» **DIRECTIONS FOR THIS TASK**: Would you please give the entries again word for word, with no images in your copy?

*** DATA SHOWN ***

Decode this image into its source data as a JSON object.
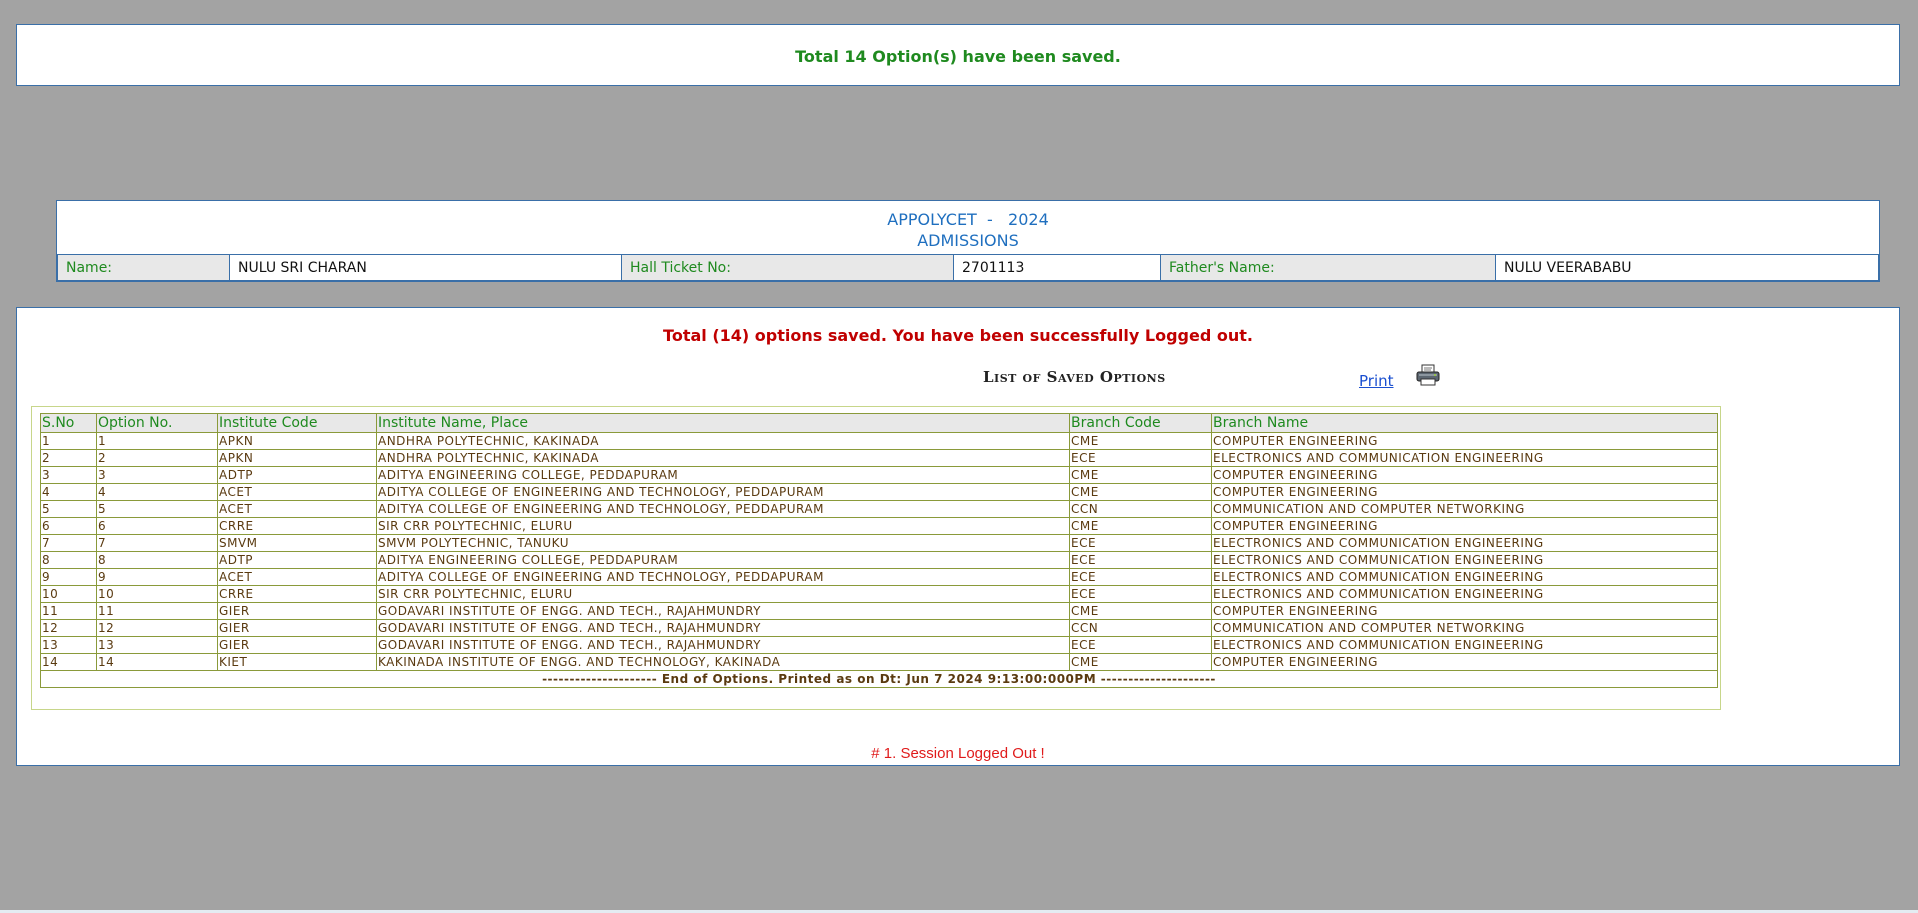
{
  "top_message": "Total 14 Option(s) have been saved.",
  "header": {
    "title": "APPOLYCET  -   2024",
    "subtitle": "ADMISSIONS",
    "name_label": "Name:",
    "name_value": "NULU SRI CHARAN",
    "hall_ticket_label": "Hall Ticket No:",
    "hall_ticket_value": "2701113",
    "father_label": "Father's Name:",
    "father_value": "NULU VEERABABU"
  },
  "main": {
    "logout_message": "Total (14) options saved. You have been successfully Logged out.",
    "list_title": "List of Saved Options",
    "print_label": "Print",
    "print_icon": "printer-icon",
    "columns": [
      "S.No",
      "Option No.",
      "Institute Code",
      "Institute Name, Place",
      "Branch Code",
      "Branch Name"
    ],
    "rows": [
      [
        "1",
        "1",
        "APKN",
        "ANDHRA POLYTECHNIC,  KAKINADA",
        "CME",
        "COMPUTER ENGINEERING"
      ],
      [
        "2",
        "2",
        "APKN",
        "ANDHRA POLYTECHNIC,  KAKINADA",
        "ECE",
        "ELECTRONICS AND COMMUNICATION ENGINEERING"
      ],
      [
        "3",
        "3",
        "ADTP",
        "ADITYA ENGINEERING COLLEGE,  PEDDAPURAM",
        "CME",
        "COMPUTER ENGINEERING"
      ],
      [
        "4",
        "4",
        "ACET",
        "ADITYA COLLEGE OF ENGINEERING AND TECHNOLOGY,  PEDDAPURAM",
        "CME",
        "COMPUTER ENGINEERING"
      ],
      [
        "5",
        "5",
        "ACET",
        "ADITYA COLLEGE OF ENGINEERING AND TECHNOLOGY,  PEDDAPURAM",
        "CCN",
        "COMMUNICATION AND COMPUTER NETWORKING"
      ],
      [
        "6",
        "6",
        "CRRE",
        "SIR CRR POLYTECHNIC,  ELURU",
        "CME",
        "COMPUTER ENGINEERING"
      ],
      [
        "7",
        "7",
        "SMVM",
        "SMVM POLYTECHNIC,  TANUKU",
        "ECE",
        "ELECTRONICS AND COMMUNICATION ENGINEERING"
      ],
      [
        "8",
        "8",
        "ADTP",
        "ADITYA ENGINEERING COLLEGE,  PEDDAPURAM",
        "ECE",
        "ELECTRONICS AND COMMUNICATION ENGINEERING"
      ],
      [
        "9",
        "9",
        "ACET",
        "ADITYA COLLEGE OF ENGINEERING AND TECHNOLOGY,  PEDDAPURAM",
        "ECE",
        "ELECTRONICS AND COMMUNICATION ENGINEERING"
      ],
      [
        "10",
        "10",
        "CRRE",
        "SIR CRR POLYTECHNIC,  ELURU",
        "ECE",
        "ELECTRONICS AND COMMUNICATION ENGINEERING"
      ],
      [
        "11",
        "11",
        "GIER",
        "GODAVARI INSTITUTE OF ENGG. AND TECH.,  RAJAHMUNDRY",
        "CME",
        "COMPUTER ENGINEERING"
      ],
      [
        "12",
        "12",
        "GIER",
        "GODAVARI INSTITUTE OF ENGG. AND TECH.,  RAJAHMUNDRY",
        "CCN",
        "COMMUNICATION AND COMPUTER NETWORKING"
      ],
      [
        "13",
        "13",
        "GIER",
        "GODAVARI INSTITUTE OF ENGG. AND TECH.,  RAJAHMUNDRY",
        "ECE",
        "ELECTRONICS AND COMMUNICATION ENGINEERING"
      ],
      [
        "14",
        "14",
        "KIET",
        "KAKINADA INSTITUTE OF ENGG. AND TECHNOLOGY,  KAKINADA",
        "CME",
        "COMPUTER ENGINEERING"
      ]
    ],
    "footer": "--------------------- End of Options. Printed as on Dt: Jun 7 2024 9:13:00:000PM ---------------------",
    "session_message": "# 1. Session Logged Out !"
  },
  "colors": {
    "background": "#a3a3a3",
    "border": "#3a6fa8",
    "success": "#1f8a1f",
    "error": "#c00000",
    "title_blue": "#1f6fbf",
    "cell_text": "#5a3a10"
  }
}
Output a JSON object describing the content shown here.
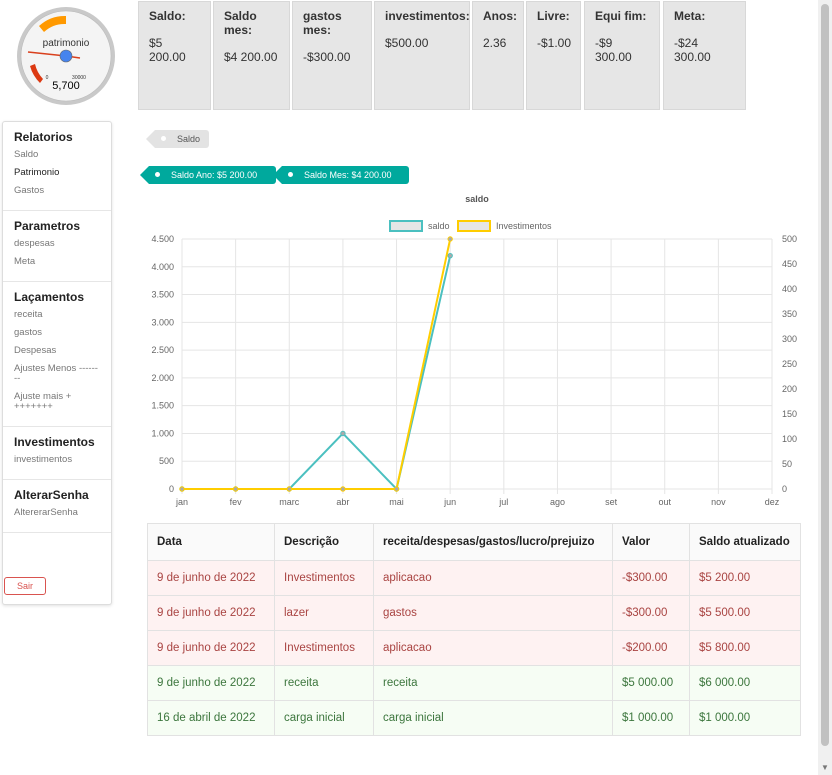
{
  "gauge": {
    "label": "patrimonio",
    "value": "5,700",
    "min": "0",
    "max": "30000"
  },
  "stats": [
    {
      "label": "Saldo:",
      "value": "$5 200.00"
    },
    {
      "label": "Saldo mes:",
      "value": "$4 200.00"
    },
    {
      "label": "gastos mes:",
      "value": "-$300.00"
    },
    {
      "label": "investimentos:",
      "value": "$500.00"
    },
    {
      "label": "Anos:",
      "value": "2.36"
    },
    {
      "label": "Livre:",
      "value": "-$1.00"
    },
    {
      "label": "Equi fim:",
      "value": "-$9 300.00"
    },
    {
      "label": "Meta:",
      "value": "-$24 300.00"
    }
  ],
  "sidebar": {
    "groups": [
      {
        "title": "Relatorios",
        "items": [
          "Saldo",
          "Patrimonio",
          "Gastos"
        ]
      },
      {
        "title": "Parametros",
        "items": [
          "despesas",
          "Meta"
        ]
      },
      {
        "title": "Laçamentos",
        "items": [
          "receita",
          "gastos",
          "Despesas",
          "Ajustes Menos --------",
          "Ajuste mais ++++++++"
        ]
      },
      {
        "title": "Investimentos",
        "items": [
          "investimentos"
        ]
      },
      {
        "title": "AlterarSenha",
        "items": [
          "AltererarSenha"
        ]
      }
    ],
    "logout": "Sair"
  },
  "tags": {
    "saldo": "Saldo",
    "saldo_ano": "Saldo Ano: $5 200.00",
    "saldo_mes": "Saldo Mes: $4 200.00"
  },
  "colors": {
    "saldo": "#4bc0c0",
    "investimentos": "#ffcd00"
  },
  "chart_data": {
    "type": "line",
    "title": "saldo",
    "categories": [
      "jan",
      "fev",
      "marc",
      "abr",
      "mai",
      "jun",
      "jul",
      "ago",
      "set",
      "out",
      "nov",
      "dez"
    ],
    "series": [
      {
        "name": "saldo",
        "axis": "left",
        "values": [
          0,
          0,
          0,
          1000,
          0,
          4200,
          null,
          null,
          null,
          null,
          null,
          null
        ]
      },
      {
        "name": "Investimentos",
        "axis": "right",
        "values": [
          0,
          0,
          0,
          0,
          0,
          500,
          null,
          null,
          null,
          null,
          null,
          null
        ]
      }
    ],
    "y_left": {
      "min": 0,
      "max": 4500,
      "ticks": [
        "0",
        "500",
        "1.000",
        "1.500",
        "2.000",
        "2.500",
        "3.000",
        "3.500",
        "4.000",
        "4.500"
      ]
    },
    "y_right": {
      "min": 0,
      "max": 500,
      "ticks": [
        "0",
        "50",
        "100",
        "150",
        "200",
        "250",
        "300",
        "350",
        "400",
        "450",
        "500"
      ]
    },
    "grid": true,
    "legend": "top"
  },
  "table": {
    "headers": [
      "Data",
      "Descrição",
      "receita/despesas/gastos/lucro/prejuizo",
      "Valor",
      "Saldo atualizado"
    ],
    "rows": [
      {
        "type": "red",
        "cells": [
          "9 de junho de 2022",
          "Investimentos",
          "aplicacao",
          "-$300.00",
          "$5 200.00"
        ]
      },
      {
        "type": "red",
        "cells": [
          "9 de junho de 2022",
          "lazer",
          "gastos",
          "-$300.00",
          "$5 500.00"
        ]
      },
      {
        "type": "red",
        "cells": [
          "9 de junho de 2022",
          "Investimentos",
          "aplicacao",
          "-$200.00",
          "$5 800.00"
        ]
      },
      {
        "type": "green",
        "cells": [
          "9 de junho de 2022",
          "receita",
          "receita",
          "$5 000.00",
          "$6 000.00"
        ]
      },
      {
        "type": "green",
        "cells": [
          "16 de abril de 2022",
          "carga inicial",
          "carga inicial",
          "$1 000.00",
          "$1 000.00"
        ]
      }
    ]
  }
}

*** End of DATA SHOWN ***

» **EXPECTED OUTPUT**:
Decode this image into its source data as a JSON object.
{
  "top_message": "Total 14 Option(s) have been saved.",
  "header": {
    "title": "APPOLYCET  -   2024",
    "subtitle": "ADMISSIONS",
    "name_label": "Name:",
    "name_value": "NULU SRI CHARAN",
    "hall_ticket_label": "Hall Ticket No:",
    "hall_ticket_value": "2701113",
    "father_label": "Father's Name:",
    "father_value": "NULU VEERABABU"
  },
  "main": {
    "logout_message": "Total (14) options saved. You have been successfully Logged out.",
    "list_title": "List of Saved Options",
    "print_label": "Print",
    "print_icon": "printer-icon",
    "columns": [
      "S.No",
      "Option No.",
      "Institute Code",
      "Institute Name, Place",
      "Branch Code",
      "Branch Name"
    ],
    "rows": [
      [
        "1",
        "1",
        "APKN",
        "ANDHRA POLYTECHNIC,  KAKINADA",
        "CME",
        "COMPUTER ENGINEERING"
      ],
      [
        "2",
        "2",
        "APKN",
        "ANDHRA POLYTECHNIC,  KAKINADA",
        "ECE",
        "ELECTRONICS AND COMMUNICATION ENGINEERING"
      ],
      [
        "3",
        "3",
        "ADTP",
        "ADITYA ENGINEERING COLLEGE,  PEDDAPURAM",
        "CME",
        "COMPUTER ENGINEERING"
      ],
      [
        "4",
        "4",
        "ACET",
        "ADITYA COLLEGE OF ENGINEERING AND TECHNOLOGY,  PEDDAPURAM",
        "CME",
        "COMPUTER ENGINEERING"
      ],
      [
        "5",
        "5",
        "ACET",
        "ADITYA COLLEGE OF ENGINEERING AND TECHNOLOGY,  PEDDAPURAM",
        "CCN",
        "COMMUNICATION AND COMPUTER NETWORKING"
      ],
      [
        "6",
        "6",
        "CRRE",
        "SIR CRR POLYTECHNIC,  ELURU",
        "CME",
        "COMPUTER ENGINEERING"
      ],
      [
        "7",
        "7",
        "SMVM",
        "SMVM POLYTECHNIC,  TANUKU",
        "ECE",
        "ELECTRONICS AND COMMUNICATION ENGINEERING"
      ],
      [
        "8",
        "8",
        "ADTP",
        "ADITYA ENGINEERING COLLEGE,  PEDDAPURAM",
        "ECE",
        "ELECTRONICS AND COMMUNICATION ENGINEERING"
      ],
      [
        "9",
        "9",
        "ACET",
        "ADITYA COLLEGE OF ENGINEERING AND TECHNOLOGY,  PEDDAPURAM",
        "ECE",
        "ELECTRONICS AND COMMUNICATION ENGINEERING"
      ],
      [
        "10",
        "10",
        "CRRE",
        "SIR CRR POLYTECHNIC,  ELURU",
        "ECE",
        "ELECTRONICS AND COMMUNICATION ENGINEERING"
      ],
      [
        "11",
        "11",
        "GIER",
        "GODAVARI INSTITUTE OF ENGG. AND TECH.,  RAJAHMUNDRY",
        "CME",
        "COMPUTER ENGINEERING"
      ],
      [
        "12",
        "12",
        "GIER",
        "GODAVARI INSTITUTE OF ENGG. AND TECH.,  RAJAHMUNDRY",
        "CCN",
        "COMMUNICATION AND COMPUTER NETWORKING"
      ],
      [
        "13",
        "13",
        "GIER",
        "GODAVARI INSTITUTE OF ENGG. AND TECH.,  RAJAHMUNDRY",
        "ECE",
        "ELECTRONICS AND COMMUNICATION ENGINEERING"
      ],
      [
        "14",
        "14",
        "KIET",
        "KAKINADA INSTITUTE OF ENGG. AND TECHNOLOGY,  KAKINADA",
        "CME",
        "COMPUTER ENGINEERING"
      ]
    ],
    "footer": "--------------------- End of Options. Printed as on Dt: Jun 7 2024 9:13:00:000PM ---------------------",
    "session_message": "# 1. Session Logged Out !"
  },
  "colors": {
    "background": "#a3a3a3",
    "border": "#3a6fa8",
    "success": "#1f8a1f",
    "error": "#c00000",
    "title_blue": "#1f6fbf",
    "cell_text": "#5a3a10"
  }
}
Output a JSON object describing the content shown here.
{
  "gauge": {
    "label": "patrimonio",
    "value": "5,700",
    "min": "0",
    "max": "30000"
  },
  "stats": [
    {
      "label": "Saldo:",
      "value": "$5 200.00"
    },
    {
      "label": "Saldo mes:",
      "value": "$4 200.00"
    },
    {
      "label": "gastos mes:",
      "value": "-$300.00"
    },
    {
      "label": "investimentos:",
      "value": "$500.00"
    },
    {
      "label": "Anos:",
      "value": "2.36"
    },
    {
      "label": "Livre:",
      "value": "-$1.00"
    },
    {
      "label": "Equi fim:",
      "value": "-$9 300.00"
    },
    {
      "label": "Meta:",
      "value": "-$24 300.00"
    }
  ],
  "sidebar": {
    "groups": [
      {
        "title": "Relatorios",
        "items": [
          "Saldo",
          "Patrimonio",
          "Gastos"
        ]
      },
      {
        "title": "Parametros",
        "items": [
          "despesas",
          "Meta"
        ]
      },
      {
        "title": "Laçamentos",
        "items": [
          "receita",
          "gastos",
          "Despesas",
          "Ajustes Menos --------",
          "Ajuste mais ++++++++"
        ]
      },
      {
        "title": "Investimentos",
        "items": [
          "investimentos"
        ]
      },
      {
        "title": "AlterarSenha",
        "items": [
          "AltererarSenha"
        ]
      }
    ],
    "logout": "Sair"
  },
  "tags": {
    "saldo": "Saldo",
    "saldo_ano": "Saldo Ano: $5 200.00",
    "saldo_mes": "Saldo Mes: $4 200.00"
  },
  "colors": {
    "saldo": "#4bc0c0",
    "investimentos": "#ffcd00"
  },
  "chart_data": {
    "type": "line",
    "title": "saldo",
    "categories": [
      "jan",
      "fev",
      "marc",
      "abr",
      "mai",
      "jun",
      "jul",
      "ago",
      "set",
      "out",
      "nov",
      "dez"
    ],
    "series": [
      {
        "name": "saldo",
        "axis": "left",
        "values": [
          0,
          0,
          0,
          1000,
          0,
          4200,
          null,
          null,
          null,
          null,
          null,
          null
        ]
      },
      {
        "name": "Investimentos",
        "axis": "right",
        "values": [
          0,
          0,
          0,
          0,
          0,
          500,
          null,
          null,
          null,
          null,
          null,
          null
        ]
      }
    ],
    "y_left": {
      "min": 0,
      "max": 4500,
      "ticks": [
        "0",
        "500",
        "1.000",
        "1.500",
        "2.000",
        "2.500",
        "3.000",
        "3.500",
        "4.000",
        "4.500"
      ]
    },
    "y_right": {
      "min": 0,
      "max": 500,
      "ticks": [
        "0",
        "50",
        "100",
        "150",
        "200",
        "250",
        "300",
        "350",
        "400",
        "450",
        "500"
      ]
    },
    "grid": true,
    "legend": "top"
  },
  "table": {
    "headers": [
      "Data",
      "Descrição",
      "receita/despesas/gastos/lucro/prejuizo",
      "Valor",
      "Saldo atualizado"
    ],
    "rows": [
      {
        "type": "red",
        "cells": [
          "9 de junho de 2022",
          "Investimentos",
          "aplicacao",
          "-$300.00",
          "$5 200.00"
        ]
      },
      {
        "type": "red",
        "cells": [
          "9 de junho de 2022",
          "lazer",
          "gastos",
          "-$300.00",
          "$5 500.00"
        ]
      },
      {
        "type": "red",
        "cells": [
          "9 de junho de 2022",
          "Investimentos",
          "aplicacao",
          "-$200.00",
          "$5 800.00"
        ]
      },
      {
        "type": "green",
        "cells": [
          "9 de junho de 2022",
          "receita",
          "receita",
          "$5 000.00",
          "$6 000.00"
        ]
      },
      {
        "type": "green",
        "cells": [
          "16 de abril de 2022",
          "carga inicial",
          "carga inicial",
          "$1 000.00",
          "$1 000.00"
        ]
      }
    ]
  }
}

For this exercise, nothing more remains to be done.